The carnival has moved on, but many are still mystified why David Petraeus abruptly abdicated his seat of power after a mere marital lapse. Even some Republicans who once flayed Bill Clinton over Monica were magnanimous to Petraeus, seeing no reason why his disloyalty to his wife should sully his reputation as a loyal patriot. So what was the real story? Benghazi? Classified documents stashed in Paula Broadwell’s mess kit?
I adhere to a less sexy explanation. Once the country learned that the man in charge of guarding the nation’s secrets was too inept to hide his own, his directorship of the Central Intelligence Agency could no longer pass the laugh test. Petraeus will always be remembered as the Spy Who Trusted Gmail. But let’s not waste tears on him. Adultery is no bar to pursuing other venerable Washington callings, most particularly the Senate and the House. With the Beltway fixer Robert Barnett by his side, Petraeus will soon better the six-figure advance Broadwell received for All In, even if his chances of improving on her title are approximately nil.

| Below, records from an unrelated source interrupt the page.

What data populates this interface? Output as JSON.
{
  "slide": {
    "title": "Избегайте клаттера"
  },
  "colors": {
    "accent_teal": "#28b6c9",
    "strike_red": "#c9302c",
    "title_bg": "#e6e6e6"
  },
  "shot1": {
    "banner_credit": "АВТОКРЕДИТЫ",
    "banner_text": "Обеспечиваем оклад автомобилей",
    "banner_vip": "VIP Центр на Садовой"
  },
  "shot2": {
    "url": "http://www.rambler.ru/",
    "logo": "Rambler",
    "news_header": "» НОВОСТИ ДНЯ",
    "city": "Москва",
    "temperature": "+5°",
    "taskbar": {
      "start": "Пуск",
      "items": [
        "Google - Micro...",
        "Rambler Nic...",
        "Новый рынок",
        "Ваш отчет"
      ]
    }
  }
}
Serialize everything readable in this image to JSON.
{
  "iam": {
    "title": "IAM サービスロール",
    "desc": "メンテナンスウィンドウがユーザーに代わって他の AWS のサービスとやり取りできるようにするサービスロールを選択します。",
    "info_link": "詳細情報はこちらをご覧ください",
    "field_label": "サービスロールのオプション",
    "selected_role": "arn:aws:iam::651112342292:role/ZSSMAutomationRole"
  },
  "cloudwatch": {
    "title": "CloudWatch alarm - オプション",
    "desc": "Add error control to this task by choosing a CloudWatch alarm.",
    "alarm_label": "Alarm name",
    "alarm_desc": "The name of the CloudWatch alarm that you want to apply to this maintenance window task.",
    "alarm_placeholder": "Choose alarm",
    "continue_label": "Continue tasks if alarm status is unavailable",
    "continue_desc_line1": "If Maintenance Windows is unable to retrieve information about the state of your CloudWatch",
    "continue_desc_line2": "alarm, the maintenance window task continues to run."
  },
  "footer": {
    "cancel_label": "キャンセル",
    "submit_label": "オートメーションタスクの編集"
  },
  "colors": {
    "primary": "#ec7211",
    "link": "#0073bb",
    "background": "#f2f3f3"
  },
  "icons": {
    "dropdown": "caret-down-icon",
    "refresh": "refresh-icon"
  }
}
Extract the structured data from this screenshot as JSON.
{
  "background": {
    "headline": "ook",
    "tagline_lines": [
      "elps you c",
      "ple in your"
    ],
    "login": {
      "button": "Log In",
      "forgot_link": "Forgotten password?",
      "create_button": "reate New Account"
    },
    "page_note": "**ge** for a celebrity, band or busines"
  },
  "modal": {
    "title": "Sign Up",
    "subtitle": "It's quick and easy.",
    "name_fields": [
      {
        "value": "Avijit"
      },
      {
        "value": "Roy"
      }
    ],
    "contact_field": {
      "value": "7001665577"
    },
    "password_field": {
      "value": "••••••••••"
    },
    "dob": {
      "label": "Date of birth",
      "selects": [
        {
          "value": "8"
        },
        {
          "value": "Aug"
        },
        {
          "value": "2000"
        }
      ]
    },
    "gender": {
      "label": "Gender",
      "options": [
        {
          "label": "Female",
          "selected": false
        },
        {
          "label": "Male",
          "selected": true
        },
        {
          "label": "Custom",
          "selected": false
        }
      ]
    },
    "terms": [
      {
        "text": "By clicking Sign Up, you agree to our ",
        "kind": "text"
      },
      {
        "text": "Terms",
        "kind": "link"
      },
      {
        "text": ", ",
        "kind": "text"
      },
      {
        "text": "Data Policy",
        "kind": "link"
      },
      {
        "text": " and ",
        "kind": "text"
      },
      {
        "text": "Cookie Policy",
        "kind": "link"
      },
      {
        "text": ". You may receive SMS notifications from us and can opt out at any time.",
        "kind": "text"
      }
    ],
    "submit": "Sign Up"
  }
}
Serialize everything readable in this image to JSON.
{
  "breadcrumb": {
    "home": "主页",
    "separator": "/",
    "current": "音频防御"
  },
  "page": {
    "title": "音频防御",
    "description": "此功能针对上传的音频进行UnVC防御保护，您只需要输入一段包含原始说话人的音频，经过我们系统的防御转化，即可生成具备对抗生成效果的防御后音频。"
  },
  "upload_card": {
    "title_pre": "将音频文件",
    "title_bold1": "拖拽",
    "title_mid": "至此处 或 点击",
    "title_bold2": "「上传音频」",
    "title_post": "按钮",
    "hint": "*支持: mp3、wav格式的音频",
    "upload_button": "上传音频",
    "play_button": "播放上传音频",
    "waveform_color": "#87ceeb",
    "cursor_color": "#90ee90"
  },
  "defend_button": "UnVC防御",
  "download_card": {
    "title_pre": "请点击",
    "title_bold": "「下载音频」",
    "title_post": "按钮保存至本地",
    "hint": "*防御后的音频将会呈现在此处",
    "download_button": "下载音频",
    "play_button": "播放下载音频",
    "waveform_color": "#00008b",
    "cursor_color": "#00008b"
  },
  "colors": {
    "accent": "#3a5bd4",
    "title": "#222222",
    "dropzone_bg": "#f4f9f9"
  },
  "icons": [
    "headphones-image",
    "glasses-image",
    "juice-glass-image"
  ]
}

Perhaps it’s the country we should be a bit concerned about instead. What’s really shocking about the Petraeus affair is not Petraeus’s affair but the fact that once again, we were taken in by a secular plaster saint who turns out to bear only a faint resemblance to the image purveyed by the man himself and the mass media that abetted his self-glorification. (There were at least three book-length hagiographies before Broadwell’s and three Newsweek covers too.) The toppling of King David, as the Petraeus fanboys anointed him, is just the latest in a string of such flameouts. He was directly preceded, more grievously, by the disgraced sports legends Lance Armstrong and Joe Paterno and by the memoirist Greg Mortenson, whose best-selling Three Cups of Tea was spiked with derring-do fiction to sate his own thirst for money and self-promotion along with the professed goal of championing education for Muslim girls in remote corners of Afghanistan and Pakistan.
Though we’ve also lived of late through the scandals of the Catholic Church and Major League Baseball, the unmasking of megaministers and Wall Street titans, and the penile pratfalls of John Edwards and Tiger Woods, our serial susceptibility to bogus heroes and their hoaxes remains undiminished. It’s as if there’s something in the national DNA that makes us suspend disbelief once our icons are anointed. You’d think in our digital age, when everyone can seemingly find out anything about anyone in a nanosecond—when transparency, thy name is Twitter—this pattern would have long since been broken and the country wouldn’t be so easily snowed. Instead, our credulousness seems as entrenched as ever, if not more so, with the same myopia by the press and public alike recurring with scant variation, whether the instance be as chilling as Paterno or as farcical as Petraeus.
As toppled heroes go, Petraeus is more tacky than tragic, more silly than sinister. He committed no crime, and since he was neither a preacher nor a public moralist, he is innocent of hypocrisy. Yet it is precisely the preposterously stark contrast between the cheesiness of the Petraeus we are now discovering and the gravity of the Petraeus we were sold that makes him so instructive a case study for this kind of national fraud. Let’s not forget that this was a man who was entrusted by two presidents with the most solemn duty in our national life—the running of two of the longest wars in American history. When George W. Bush turned to him to take over Iraq in 2007, it was in part to inject a serene, Ike-ish hero, however tardily, into an unpopular war. Bush branded Petraeus as his “main man,” plugging him incessantly in public, and Petraeus was happy to play the role to the hilt. After the grotesqueries of Donald Rumsfeld, Abu Ghraib, and all the rest, much of the public, at least that part of it that hadn’t tuned out the war altogether, bought into it as well. Soon, Republicans—stoked by Roger Ailes and Fox News—were talking about him for the presidency.
Even commentators who were critical of Petraeus’s warcraft rarely questioned his seriousness or maturity. Now it turns out that the man who had come to symbolize the ideal of a modern general—a Princeton-educated warrior-scholar who wrote the book on counterinsurgency—was actually closer in character to the preening Modern Major-General of Gilbert and Sullivan’s The Pirates of Penzance. We learned this not from the initial bombshell of his infidelity, a misdemeanor that indeed should be left to the jurisdiction of his immediate family, but from the larger, embarrassing backstory that has been filled in since. Belatedly, we now know that a leader heralded for his asceticism was so entranced with pomp, especially of the self-aggrandizing variety, that he gratuitously paraded his military medals on his civilian suit jacket in breach of Washington etiquette. We now know that in the Central Command Shangri-La of Tampa, he commandeered a 28-cop-strong motorcycle escort to speed him to a party at the waterfront mansion of the alleged “socialites” Scott and Jill Kelley. The motorcade was the Petraeus surge replayed as farce, deployed to achieve victory in the status wars presided over by central Florida’s answer to the Kardashians. For once we can say unequivocally, “Mission accomplished!”